Black History Month is right around the corner. Whether you want to find your Black roots, want to be an informed ally, or are simply curious about black history in Chicago, these places will bring you back in time and show you the most authentic narrative of black history in our beloved windy city. There are also other historical landmarks across Chicagoland.
740 E 56th Pl, Chicago, IL 60637
DuSable Museum is one of the most famous, and best places to learn about black history in Chicago if you are not sure where to get started. As the nation’s oldest independent African American museum, DuSable Museum is now officially 60 years old. With comprehensive programming, ample amount of online and offline resources for scholars and the general public alike, and a unique, personable narrative, DuSable’s rotating exhibitions, online articles, and archives have always been a treasure land for those truly wanting to learn about Chicago’s past.
As always, museums have faced some challenging times due to the pandemic. Therefore, if you enjoyed your time at DuSable Museum, don’t hesitate to check out their donation page and make a contribution.
3301 S Indiana Ave, Chicago, IL, Chicago, IL 60616
Formerly Pilgrim Baptist Church, this congregation ground marketing Chicago’s history has been transformed into the new National Museum of Gospel Music. Featuring multigenerational programming and educational exhibits, the Museum is here to rejuvenate Gospel Music — an inseparable cultural piece in black history.
The Museum’s auditorium holds up to 350 people and is perfect for a digital concert stream. You’ll also find exclusive video archives and collections of the Stellar Gospel Music Awards programming, and an audio library for those wanting to research more about Gospel Music.
411 E 35th St, Chicago, IL 60653
Overseen by the Black Metropolis Convention & Tourism Council, the Visitor Information Center is here to promote and preserve black culture and history within the Black Metropolis National Heritage Area. Therefore, this is another great place for those wanting an overview of black history in Chicago. The information center also hosts educational tours to historic landmarks in Bronzeville from time to time.
Monument of the Northern Migration
345 E Eastgate Pl, Chicago, IL 60616
Created by Alison Saar back in 1994, the Monument honors the African American population who migrated from southern regions to Chicago from 1910 to 1970. This migration involved over six million African Americans and is itself the very proof of what our country believes in: that people have the natural right to “life, liberty and the pursuit of happiness.”

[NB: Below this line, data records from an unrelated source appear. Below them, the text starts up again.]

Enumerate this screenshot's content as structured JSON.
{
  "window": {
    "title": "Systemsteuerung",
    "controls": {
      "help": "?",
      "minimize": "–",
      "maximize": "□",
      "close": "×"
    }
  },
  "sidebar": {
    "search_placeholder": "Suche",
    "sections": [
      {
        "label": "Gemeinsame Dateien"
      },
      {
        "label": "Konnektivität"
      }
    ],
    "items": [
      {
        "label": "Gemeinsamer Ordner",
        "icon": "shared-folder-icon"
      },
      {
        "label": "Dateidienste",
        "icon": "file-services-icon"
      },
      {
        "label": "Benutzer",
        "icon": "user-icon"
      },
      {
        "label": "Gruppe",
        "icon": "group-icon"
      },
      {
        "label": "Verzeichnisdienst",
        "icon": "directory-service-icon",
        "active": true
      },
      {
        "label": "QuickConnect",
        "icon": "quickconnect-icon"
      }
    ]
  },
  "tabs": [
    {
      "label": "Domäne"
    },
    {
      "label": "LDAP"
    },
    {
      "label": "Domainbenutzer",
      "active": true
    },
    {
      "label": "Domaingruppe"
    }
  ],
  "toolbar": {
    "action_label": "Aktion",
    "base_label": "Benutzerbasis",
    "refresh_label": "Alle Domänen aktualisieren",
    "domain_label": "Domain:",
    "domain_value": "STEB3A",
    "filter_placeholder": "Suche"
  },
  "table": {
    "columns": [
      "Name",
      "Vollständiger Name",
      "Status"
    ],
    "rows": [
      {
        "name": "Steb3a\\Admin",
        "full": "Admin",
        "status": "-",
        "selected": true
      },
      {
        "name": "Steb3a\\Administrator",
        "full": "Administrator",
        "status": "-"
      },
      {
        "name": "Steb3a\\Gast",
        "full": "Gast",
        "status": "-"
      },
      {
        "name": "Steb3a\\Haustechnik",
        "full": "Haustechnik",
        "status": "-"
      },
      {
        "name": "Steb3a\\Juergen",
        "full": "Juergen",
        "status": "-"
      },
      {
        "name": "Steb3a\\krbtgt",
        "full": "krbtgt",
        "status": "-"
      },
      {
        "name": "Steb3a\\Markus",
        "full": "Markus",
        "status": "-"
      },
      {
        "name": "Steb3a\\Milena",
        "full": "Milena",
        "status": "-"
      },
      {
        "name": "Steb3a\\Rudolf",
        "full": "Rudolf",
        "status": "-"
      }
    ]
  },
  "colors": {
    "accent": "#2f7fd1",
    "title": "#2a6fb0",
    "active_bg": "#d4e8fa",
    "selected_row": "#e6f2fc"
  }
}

When looking closer, you’ll notice the male figure of the monument is dressed in worn soles, indicating the distance and hardship of the migration course.
3500 S Martin Luther King Dr, Chicago, IL 60653
The Victory Monument was created by Leonard Crunelle honoring an African-American unit that served during WWI — the 8th Regiment of the Illinois National Guard. The monument has been standing since 1972. There is also an annual Memorial Day ceremony held at the Monument.
Bronzeville Walk of Fame
The Bronzeville Walk of Fame begins at 25th Street and ends at 35th Street. The 10-block-span sidewalk along King Drive has been turned into an honorable walk for influential African Americans and Bronzeville residents, including Gwendolyn Brooks, Sam Cooke, Ida B. Wells, and more. The walk consists of 91 bronze plaques in total and each tells you a few achievements acquired by that individual during their lifetime.
2120 S Michigan Ave, Chicago, IL 60616
Now occupied and maintained by the Blues Heaven Foundation, the Historic Chess Studio was where Dixon made musical history. This small studio helped propel a Chicago record label into a first-class, top-tier label in the music world. According to many musicians, Chess Recording changed the course of music history by introducing blues music to the world.
1601 N Clark St, Chicago, IL 60614
And finally, let’s not forget the Chicago History Museum and their annual MLK Day family event. Come honor and celebrate significant moments and figures in history, and lift up Dr. King’s accomplishments. This event is free to Illinois residents, or free with general museum admission for non-residents.
Featured Image Credit: DuSable Museum of African American History